The next morning it was off to Grand Canyon National Park. On the way we passed through Tucson and Pheonix. After that we wandered through the beautiful Arizona countryside. Just before the park we ascended the mountain range it cuts through. It was beautiful. We also stumbled onto Route 66 for a few minutes to find gas before heading into the park (which turned out to be unnecessary, since there are gas stations on the way in and in the park itself). The first thing we saw on entering the park was a female moose, which was cool. Then there was a bunny, which we had to take a picture of. Next was the main attraction.
The grand canyon is awesome in the most literal sense of the word.
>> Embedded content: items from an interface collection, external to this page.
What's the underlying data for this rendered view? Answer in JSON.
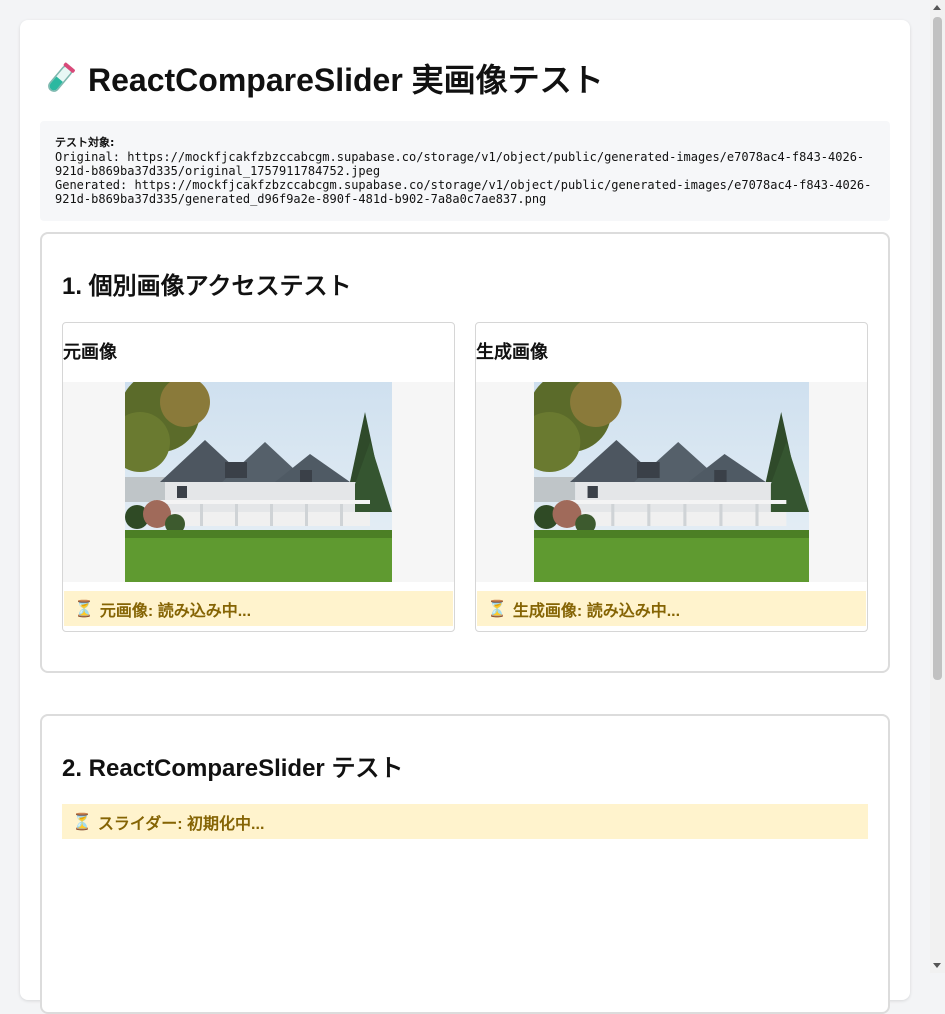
{
  "page": {
    "title": "ReactCompareSlider 実画像テスト",
    "title_icon": "test-tube-icon"
  },
  "info": {
    "label": "テスト対象:",
    "original_line1": "Original: https://mockfjcakfzbzccabcgm.supabase.co/storage/v1/object/public/generated-images/e7078ac4-f843-4026-",
    "original_line2": "921d-b869ba37d335/original_1757911784752.jpeg",
    "generated_line1": "Generated: https://mockfjcakfzbzccabcgm.supabase.co/storage/v1/object/public/generated-images/e7078ac4-f843-4026-",
    "generated_line2": "921d-b869ba37d335/generated_d96f9a2e-890f-481d-b902-7a8a0c7ae837.png"
  },
  "section1": {
    "title": "1. 個別画像アクセステスト",
    "original_card": {
      "title": "元画像",
      "status": "元画像: 読み込み中...",
      "status_icon": "hourglass-icon"
    },
    "generated_card": {
      "title": "生成画像",
      "status": "生成画像: 読み込み中...",
      "status_icon": "hourglass-icon"
    }
  },
  "section2": {
    "title": "2. ReactCompareSlider テスト",
    "status": "スライダー: 初期化中...",
    "status_icon": "hourglass-icon"
  },
  "colors": {
    "status_bg": "#fff3cd",
    "status_text": "#856404",
    "info_bg": "#f6f7f9"
  }
}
We stood and stared and then headed on to find a less populated view point. After walking along the rim for a while we gawked. Next we drove along “rim road” aka highway 64 toward the parks’ only non-reservable campground. Alas, it was full, we continued out of the park to the national forest where camping (almost) anywhere is allowed and found a likely spot 2 miles outside the park. We pitched our tent and headed back in with the intention of finding a good spot to watch the sun set over the canyon while we ate a picnic dinner. This turned out to be a fantastic decision. There were a few too many clouds laying low across the horizon and we ended up with golden glowing clouds instead of an array of colors, so it wasn’t as glorious as it could have been but it was fantastic nonetheless. Watching the different shades of light filter across the canyon was almost magical, and confirms why Native Americans thought this was such mystical spot.
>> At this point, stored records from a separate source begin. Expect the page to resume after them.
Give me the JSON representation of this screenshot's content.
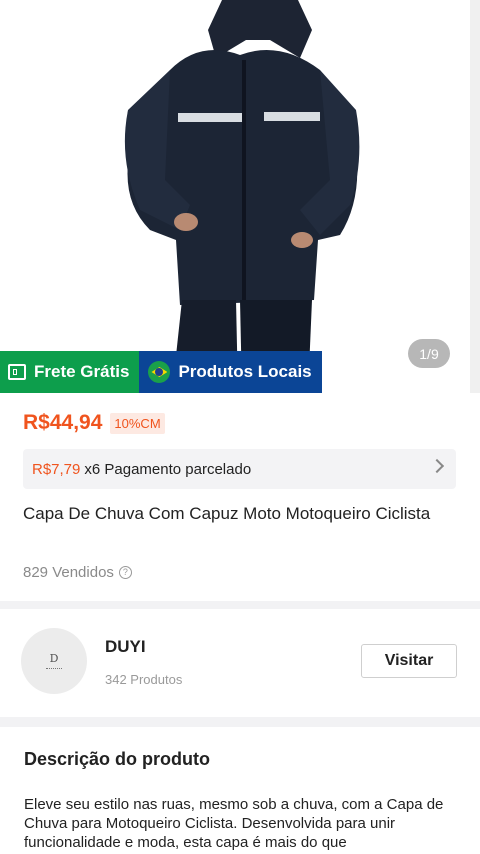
{
  "gallery": {
    "counter": "1/9"
  },
  "tags": {
    "free_shipping": "Frete Grátis",
    "local_products": "Produtos Locais"
  },
  "product": {
    "price": "R$44,94",
    "discount_badge": "10%CM",
    "installment_amount": "R$7,79",
    "installment_text": "x6 Pagamento parcelado",
    "title": "Capa De Chuva Com Capuz Moto Motoqueiro Ciclista",
    "sold": "829 Vendidos",
    "help_icon_glyph": "?"
  },
  "store": {
    "name": "DUYI",
    "products": "342 Produtos",
    "visit_label": "Visitar",
    "avatar_line": "D"
  },
  "description": {
    "heading": "Descrição do produto",
    "text": "Eleve seu estilo nas ruas, mesmo sob a chuva, com a Capa de Chuva para Motoqueiro Ciclista. Desenvolvida para unir funcionalidade e moda, esta capa é mais do que"
  },
  "colors": {
    "accent": "#f0541e",
    "free_green": "#0d9e4c",
    "local_blue": "#0b4596"
  }
}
The next morning we couldn’t resist heading back into the park for one more view before we continued on our way. We determined that if we ever get the chance to backpack through the canyon or float the Colorado through it we will jump at the opportunity. After that it was off to Zion National Park. Along the way we saw, crossed and then stopped to stare at the Glen Canyon Dam. This dam is responsible for regulating the Colorado River and generates quite a bit of power. It’s rather large and imposing. There were also some dinosaur fossils there, so that was cool.
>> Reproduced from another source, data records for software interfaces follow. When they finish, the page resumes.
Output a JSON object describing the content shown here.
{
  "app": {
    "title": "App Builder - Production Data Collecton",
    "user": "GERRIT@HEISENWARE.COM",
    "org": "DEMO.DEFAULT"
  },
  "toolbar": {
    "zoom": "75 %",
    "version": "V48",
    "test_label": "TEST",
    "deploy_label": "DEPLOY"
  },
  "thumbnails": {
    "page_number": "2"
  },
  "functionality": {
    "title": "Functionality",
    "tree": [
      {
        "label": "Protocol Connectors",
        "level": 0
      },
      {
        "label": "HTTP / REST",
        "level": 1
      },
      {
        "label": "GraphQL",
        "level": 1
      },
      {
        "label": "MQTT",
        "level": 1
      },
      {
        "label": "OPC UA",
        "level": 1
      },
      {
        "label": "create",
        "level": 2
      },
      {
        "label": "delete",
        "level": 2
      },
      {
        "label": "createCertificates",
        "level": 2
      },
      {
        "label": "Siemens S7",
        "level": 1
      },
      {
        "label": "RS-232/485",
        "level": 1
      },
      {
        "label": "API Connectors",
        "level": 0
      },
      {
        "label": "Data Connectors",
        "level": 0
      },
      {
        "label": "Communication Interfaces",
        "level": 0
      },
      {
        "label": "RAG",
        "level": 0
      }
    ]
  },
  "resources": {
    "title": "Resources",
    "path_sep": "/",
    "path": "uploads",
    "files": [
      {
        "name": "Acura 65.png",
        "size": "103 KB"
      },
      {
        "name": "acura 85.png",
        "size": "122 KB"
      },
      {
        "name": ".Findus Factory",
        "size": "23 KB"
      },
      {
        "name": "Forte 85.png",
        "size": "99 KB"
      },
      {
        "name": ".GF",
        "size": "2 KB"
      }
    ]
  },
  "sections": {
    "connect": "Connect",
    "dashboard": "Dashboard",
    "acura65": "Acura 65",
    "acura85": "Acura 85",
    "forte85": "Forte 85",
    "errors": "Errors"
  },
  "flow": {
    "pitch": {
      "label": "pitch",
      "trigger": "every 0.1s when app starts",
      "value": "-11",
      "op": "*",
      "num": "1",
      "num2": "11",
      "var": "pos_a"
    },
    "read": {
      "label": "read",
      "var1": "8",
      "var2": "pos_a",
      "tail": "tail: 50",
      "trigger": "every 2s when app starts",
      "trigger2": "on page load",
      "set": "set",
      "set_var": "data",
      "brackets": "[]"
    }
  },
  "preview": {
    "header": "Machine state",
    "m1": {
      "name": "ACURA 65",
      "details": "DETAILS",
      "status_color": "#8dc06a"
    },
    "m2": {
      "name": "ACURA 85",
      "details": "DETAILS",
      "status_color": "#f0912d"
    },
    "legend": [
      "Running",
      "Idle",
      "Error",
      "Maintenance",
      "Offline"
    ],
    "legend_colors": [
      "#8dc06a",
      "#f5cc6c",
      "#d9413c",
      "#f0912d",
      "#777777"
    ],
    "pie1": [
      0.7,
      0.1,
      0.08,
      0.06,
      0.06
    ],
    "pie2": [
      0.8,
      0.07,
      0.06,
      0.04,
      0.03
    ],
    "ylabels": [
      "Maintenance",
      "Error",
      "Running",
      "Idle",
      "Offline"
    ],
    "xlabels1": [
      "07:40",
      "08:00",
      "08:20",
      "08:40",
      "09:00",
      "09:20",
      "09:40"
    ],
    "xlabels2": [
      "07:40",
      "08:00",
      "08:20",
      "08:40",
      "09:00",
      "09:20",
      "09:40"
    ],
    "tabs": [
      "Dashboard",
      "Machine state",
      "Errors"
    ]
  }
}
Our next stop was Zion National Park. This place is really amazing. What’s with the west and gorgeously awesome landscapes? Get with it, eastern states. Anyhow, apparently these enormous sandstone mountains are basically layer upon layer of petrified sand dunes. They make for incredible vistas, however they were formed. We stopped in the park for a short hike up to a great viewpoint of the canyon below. This was a great break from driving and we really enjoyed hiking through a bit of this beautiful place. We continued on our way through the park and went through a really long tunnel, then wound our way through the canyon we had just viewed from above. We stopped at the visitor’s center long enough to determine that we had only seen a tiny sliver of the park and that we need to return, spend a week camping and doing different hikes every day in order to see any significant portion of what it has to offer. We look forward to doing that someday.
We’ll get into Pocatello, ID tonight and spend a few days there.